YOUR INSTRUCTIONS:
Take every line in the entries that includes the word "icon" and copy it.

Segment Open

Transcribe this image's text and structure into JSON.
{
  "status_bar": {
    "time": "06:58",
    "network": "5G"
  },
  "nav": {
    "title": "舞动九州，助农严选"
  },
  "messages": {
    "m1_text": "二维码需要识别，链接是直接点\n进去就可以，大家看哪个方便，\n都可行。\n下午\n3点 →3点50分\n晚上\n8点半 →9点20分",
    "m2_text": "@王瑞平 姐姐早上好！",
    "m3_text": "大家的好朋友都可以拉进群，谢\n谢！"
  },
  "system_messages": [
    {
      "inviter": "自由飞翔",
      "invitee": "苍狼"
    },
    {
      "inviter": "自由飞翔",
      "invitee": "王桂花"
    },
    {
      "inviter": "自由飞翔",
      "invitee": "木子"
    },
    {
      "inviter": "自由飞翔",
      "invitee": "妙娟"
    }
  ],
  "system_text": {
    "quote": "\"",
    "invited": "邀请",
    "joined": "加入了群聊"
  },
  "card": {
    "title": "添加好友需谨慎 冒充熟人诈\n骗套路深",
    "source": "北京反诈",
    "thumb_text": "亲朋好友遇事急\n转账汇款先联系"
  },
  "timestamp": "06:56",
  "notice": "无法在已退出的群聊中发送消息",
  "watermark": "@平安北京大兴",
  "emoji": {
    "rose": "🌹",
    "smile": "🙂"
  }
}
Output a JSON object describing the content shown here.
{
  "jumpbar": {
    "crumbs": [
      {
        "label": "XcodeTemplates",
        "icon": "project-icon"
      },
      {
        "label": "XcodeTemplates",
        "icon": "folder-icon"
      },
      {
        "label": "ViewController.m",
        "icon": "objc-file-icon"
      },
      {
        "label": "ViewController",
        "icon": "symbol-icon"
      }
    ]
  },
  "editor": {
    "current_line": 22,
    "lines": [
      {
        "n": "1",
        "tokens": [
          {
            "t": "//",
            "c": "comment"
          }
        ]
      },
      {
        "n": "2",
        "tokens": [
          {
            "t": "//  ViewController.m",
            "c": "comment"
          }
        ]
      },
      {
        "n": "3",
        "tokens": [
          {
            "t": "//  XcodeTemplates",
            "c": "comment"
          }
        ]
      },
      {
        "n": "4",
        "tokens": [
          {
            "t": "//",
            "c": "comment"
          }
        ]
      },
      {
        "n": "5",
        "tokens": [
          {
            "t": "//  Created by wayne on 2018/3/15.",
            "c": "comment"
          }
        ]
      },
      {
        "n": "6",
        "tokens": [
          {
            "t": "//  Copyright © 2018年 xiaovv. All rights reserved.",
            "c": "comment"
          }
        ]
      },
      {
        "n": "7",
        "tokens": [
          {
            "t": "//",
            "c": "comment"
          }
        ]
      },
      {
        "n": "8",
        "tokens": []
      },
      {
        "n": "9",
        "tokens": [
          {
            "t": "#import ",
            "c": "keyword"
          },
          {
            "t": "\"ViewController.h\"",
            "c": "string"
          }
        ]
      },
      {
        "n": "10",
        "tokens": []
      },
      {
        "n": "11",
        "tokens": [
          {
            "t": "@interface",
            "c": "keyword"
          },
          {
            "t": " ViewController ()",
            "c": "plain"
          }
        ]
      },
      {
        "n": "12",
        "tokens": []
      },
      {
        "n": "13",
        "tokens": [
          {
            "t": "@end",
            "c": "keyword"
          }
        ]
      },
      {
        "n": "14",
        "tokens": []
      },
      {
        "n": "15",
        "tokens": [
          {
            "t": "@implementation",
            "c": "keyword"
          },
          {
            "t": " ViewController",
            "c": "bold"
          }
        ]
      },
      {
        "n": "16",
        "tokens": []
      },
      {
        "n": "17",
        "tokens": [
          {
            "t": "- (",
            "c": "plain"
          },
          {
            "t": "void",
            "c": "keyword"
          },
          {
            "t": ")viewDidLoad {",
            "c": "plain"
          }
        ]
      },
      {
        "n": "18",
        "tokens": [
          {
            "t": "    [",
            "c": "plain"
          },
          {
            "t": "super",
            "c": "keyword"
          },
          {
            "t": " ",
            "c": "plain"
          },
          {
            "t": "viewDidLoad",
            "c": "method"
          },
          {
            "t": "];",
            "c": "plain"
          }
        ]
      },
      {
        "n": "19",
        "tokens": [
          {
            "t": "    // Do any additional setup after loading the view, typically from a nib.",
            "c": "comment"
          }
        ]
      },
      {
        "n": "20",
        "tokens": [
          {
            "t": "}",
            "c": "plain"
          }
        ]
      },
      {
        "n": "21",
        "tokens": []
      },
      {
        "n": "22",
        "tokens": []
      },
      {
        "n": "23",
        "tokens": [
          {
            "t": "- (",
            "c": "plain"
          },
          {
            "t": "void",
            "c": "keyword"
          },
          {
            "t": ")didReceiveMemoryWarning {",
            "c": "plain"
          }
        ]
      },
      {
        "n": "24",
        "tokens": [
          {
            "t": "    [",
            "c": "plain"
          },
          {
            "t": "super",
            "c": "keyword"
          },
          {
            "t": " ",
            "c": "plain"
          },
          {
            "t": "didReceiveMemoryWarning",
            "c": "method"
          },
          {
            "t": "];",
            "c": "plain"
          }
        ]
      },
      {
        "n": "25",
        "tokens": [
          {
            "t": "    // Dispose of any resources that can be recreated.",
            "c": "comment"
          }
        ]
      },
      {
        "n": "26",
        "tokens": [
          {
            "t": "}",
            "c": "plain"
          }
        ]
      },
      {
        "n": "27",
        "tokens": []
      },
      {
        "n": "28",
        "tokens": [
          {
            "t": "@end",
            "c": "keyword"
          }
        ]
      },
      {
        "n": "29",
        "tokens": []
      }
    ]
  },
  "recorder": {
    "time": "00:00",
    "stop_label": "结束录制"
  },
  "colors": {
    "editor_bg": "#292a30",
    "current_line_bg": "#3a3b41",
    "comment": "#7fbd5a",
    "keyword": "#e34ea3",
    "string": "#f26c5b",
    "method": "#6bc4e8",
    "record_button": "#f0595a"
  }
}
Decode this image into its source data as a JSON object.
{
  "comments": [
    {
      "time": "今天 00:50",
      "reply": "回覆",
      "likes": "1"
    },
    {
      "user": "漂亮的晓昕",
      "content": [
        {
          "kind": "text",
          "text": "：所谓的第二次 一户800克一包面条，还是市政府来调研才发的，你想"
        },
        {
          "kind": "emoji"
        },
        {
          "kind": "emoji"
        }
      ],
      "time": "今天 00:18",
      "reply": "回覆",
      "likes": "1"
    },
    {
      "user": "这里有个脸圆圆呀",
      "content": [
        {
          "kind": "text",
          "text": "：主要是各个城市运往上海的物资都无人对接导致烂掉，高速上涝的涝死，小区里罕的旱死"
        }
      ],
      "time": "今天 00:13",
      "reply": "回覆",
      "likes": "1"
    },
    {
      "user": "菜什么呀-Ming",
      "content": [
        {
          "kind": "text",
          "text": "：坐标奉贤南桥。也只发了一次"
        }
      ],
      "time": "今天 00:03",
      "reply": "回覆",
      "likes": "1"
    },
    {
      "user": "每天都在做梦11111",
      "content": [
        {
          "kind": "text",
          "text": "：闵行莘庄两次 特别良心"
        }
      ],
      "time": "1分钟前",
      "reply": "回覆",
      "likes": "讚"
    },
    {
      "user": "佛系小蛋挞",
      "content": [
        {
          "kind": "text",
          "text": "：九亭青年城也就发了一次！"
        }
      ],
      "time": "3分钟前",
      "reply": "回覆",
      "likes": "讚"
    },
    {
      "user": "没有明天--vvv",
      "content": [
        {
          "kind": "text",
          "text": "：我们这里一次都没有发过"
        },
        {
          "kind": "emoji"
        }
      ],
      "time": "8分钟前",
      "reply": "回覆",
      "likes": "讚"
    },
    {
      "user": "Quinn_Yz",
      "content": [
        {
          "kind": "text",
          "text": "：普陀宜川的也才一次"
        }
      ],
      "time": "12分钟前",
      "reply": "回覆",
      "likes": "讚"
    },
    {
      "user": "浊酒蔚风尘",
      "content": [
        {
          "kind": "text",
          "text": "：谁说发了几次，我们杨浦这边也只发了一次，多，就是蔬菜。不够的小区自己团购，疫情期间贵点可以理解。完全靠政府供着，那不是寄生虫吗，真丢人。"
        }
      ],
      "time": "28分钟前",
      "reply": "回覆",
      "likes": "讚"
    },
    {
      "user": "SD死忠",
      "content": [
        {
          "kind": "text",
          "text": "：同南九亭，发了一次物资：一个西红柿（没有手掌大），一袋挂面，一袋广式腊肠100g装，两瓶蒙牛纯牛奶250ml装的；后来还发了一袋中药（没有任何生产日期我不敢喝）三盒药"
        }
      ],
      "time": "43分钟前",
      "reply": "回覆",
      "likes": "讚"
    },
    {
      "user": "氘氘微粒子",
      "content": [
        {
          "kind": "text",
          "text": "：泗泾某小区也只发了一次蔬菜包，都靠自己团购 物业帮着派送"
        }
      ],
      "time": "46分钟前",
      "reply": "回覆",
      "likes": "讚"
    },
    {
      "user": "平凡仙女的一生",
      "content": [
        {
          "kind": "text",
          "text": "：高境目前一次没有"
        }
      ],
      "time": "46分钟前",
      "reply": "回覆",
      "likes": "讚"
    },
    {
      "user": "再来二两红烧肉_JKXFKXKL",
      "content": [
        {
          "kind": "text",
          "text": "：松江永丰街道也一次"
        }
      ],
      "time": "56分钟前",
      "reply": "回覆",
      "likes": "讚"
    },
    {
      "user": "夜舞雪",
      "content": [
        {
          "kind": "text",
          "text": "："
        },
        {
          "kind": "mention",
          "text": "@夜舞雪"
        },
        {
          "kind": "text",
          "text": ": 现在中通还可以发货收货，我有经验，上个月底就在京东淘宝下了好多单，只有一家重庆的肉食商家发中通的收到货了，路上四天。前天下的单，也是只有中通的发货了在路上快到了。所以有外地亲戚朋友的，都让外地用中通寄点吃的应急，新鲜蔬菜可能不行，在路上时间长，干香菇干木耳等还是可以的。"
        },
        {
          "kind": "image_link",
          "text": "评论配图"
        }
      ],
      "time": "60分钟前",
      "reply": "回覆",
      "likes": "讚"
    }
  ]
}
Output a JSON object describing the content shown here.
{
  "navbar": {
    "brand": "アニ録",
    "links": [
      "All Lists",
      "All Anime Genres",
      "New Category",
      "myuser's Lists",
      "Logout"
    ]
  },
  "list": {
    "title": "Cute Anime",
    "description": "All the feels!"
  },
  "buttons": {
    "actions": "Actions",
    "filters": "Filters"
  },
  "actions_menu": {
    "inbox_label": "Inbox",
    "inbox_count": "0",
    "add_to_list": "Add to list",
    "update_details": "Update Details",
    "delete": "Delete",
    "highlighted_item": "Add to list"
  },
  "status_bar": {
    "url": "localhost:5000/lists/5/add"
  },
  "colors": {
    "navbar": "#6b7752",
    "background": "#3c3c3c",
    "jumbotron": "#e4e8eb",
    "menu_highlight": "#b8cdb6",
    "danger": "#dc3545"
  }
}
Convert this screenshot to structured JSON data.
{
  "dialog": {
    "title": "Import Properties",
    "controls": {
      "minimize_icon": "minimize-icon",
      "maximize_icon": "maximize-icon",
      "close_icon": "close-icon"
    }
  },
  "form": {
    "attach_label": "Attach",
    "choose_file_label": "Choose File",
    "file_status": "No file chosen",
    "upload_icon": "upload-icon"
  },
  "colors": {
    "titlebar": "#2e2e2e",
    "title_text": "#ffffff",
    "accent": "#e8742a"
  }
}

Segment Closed

WRITTEN ANSWER:
        "icon": "project-icon"
        "icon": "folder-icon"
        "icon": "objc-file-icon"
        "icon": "symbol-icon"
      "minimize_icon": "minimize-icon",
      "maximize_icon": "maximize-icon",
      "close_icon": "close-icon"
    "upload_icon": "upload-icon"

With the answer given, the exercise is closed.